● DATA LISTING
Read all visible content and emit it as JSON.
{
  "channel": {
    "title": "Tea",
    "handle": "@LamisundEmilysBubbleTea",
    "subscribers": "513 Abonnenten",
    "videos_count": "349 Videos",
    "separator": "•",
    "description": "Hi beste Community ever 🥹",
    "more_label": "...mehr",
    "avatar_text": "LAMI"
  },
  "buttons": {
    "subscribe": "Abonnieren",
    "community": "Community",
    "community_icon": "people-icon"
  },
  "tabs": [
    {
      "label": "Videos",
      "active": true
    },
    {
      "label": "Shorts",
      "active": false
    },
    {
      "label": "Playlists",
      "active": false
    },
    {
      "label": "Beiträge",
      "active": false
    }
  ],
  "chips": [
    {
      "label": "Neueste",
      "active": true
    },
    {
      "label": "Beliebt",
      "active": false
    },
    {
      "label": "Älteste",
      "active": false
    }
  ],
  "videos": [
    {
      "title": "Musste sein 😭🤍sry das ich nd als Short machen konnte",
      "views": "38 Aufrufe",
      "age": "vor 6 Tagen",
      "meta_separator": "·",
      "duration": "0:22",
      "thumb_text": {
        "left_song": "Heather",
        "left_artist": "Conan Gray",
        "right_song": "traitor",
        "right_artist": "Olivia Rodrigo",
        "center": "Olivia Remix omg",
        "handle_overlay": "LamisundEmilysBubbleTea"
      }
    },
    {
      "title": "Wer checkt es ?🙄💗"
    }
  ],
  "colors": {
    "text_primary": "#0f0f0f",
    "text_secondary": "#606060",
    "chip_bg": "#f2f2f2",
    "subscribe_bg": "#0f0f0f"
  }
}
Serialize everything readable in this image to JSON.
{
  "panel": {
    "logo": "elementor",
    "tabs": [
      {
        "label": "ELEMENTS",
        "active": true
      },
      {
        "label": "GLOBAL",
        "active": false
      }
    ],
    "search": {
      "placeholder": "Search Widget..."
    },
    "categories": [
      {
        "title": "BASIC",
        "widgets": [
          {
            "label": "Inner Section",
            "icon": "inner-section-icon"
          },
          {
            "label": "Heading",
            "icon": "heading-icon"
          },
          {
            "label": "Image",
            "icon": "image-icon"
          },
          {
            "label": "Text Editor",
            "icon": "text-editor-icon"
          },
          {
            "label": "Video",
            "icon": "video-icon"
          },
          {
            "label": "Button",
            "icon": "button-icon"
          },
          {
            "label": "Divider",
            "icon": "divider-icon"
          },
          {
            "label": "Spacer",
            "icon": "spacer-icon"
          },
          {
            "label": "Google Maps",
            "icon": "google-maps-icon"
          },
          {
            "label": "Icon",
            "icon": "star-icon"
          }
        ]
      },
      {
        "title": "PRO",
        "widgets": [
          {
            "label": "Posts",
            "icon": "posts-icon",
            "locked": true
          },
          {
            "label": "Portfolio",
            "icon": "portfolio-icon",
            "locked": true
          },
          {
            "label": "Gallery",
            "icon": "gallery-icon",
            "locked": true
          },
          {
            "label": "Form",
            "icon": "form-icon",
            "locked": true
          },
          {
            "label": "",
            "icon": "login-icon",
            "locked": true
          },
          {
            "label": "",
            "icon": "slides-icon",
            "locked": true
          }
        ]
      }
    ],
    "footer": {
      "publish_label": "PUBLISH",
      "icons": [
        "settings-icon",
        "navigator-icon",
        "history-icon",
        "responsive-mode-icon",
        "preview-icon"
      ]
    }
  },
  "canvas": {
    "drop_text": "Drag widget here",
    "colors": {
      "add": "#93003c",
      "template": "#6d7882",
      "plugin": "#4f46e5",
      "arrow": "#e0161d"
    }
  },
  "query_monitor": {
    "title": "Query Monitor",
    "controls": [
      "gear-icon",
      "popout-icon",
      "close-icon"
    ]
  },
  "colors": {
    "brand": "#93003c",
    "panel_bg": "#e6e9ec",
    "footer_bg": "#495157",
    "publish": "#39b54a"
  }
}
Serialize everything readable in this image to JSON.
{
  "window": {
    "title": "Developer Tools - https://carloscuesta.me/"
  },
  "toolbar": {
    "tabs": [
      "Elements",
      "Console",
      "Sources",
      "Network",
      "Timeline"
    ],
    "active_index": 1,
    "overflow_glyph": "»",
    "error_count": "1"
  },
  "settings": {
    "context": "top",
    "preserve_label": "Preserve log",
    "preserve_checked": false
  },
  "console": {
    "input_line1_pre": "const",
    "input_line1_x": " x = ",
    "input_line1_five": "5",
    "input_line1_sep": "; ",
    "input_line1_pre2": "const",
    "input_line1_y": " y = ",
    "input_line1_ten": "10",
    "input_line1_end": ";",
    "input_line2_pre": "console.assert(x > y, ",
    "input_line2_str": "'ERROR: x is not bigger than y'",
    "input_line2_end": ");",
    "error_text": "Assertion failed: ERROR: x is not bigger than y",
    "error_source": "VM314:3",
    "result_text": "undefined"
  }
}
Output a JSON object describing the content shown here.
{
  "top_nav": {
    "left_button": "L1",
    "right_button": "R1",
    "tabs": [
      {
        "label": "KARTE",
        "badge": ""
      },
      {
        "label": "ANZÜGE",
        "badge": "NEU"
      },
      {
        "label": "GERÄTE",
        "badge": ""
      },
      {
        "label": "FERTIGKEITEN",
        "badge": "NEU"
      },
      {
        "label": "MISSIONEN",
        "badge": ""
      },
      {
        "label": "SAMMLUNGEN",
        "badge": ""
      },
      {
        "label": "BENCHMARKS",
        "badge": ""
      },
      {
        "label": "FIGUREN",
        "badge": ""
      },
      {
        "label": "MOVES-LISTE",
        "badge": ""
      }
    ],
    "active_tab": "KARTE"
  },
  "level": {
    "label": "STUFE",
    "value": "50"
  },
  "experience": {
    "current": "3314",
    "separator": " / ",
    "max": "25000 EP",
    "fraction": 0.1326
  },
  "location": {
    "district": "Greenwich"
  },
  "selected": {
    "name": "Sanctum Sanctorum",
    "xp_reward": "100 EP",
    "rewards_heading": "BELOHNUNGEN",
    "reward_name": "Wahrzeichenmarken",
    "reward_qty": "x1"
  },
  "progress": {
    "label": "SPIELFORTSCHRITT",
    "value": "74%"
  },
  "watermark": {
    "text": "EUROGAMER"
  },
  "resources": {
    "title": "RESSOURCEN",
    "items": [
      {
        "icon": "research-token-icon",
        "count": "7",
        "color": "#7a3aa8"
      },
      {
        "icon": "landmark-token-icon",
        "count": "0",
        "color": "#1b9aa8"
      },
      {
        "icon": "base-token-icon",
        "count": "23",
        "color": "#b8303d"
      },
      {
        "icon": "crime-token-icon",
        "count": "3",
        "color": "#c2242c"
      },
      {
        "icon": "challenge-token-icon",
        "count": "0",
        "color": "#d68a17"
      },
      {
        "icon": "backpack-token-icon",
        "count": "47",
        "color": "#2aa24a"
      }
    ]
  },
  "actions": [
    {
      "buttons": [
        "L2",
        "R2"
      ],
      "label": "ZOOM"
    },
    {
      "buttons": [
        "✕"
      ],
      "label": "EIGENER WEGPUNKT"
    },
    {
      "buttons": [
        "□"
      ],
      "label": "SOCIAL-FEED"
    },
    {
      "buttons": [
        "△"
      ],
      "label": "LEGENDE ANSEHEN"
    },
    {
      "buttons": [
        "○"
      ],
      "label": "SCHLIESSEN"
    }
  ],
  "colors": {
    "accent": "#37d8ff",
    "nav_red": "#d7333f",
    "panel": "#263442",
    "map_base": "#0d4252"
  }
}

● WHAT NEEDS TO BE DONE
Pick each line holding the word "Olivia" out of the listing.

● SOLVED PROBLEM
        "right_artist": "Olivia Rodrigo",
        "center": "Olivia Remix omg",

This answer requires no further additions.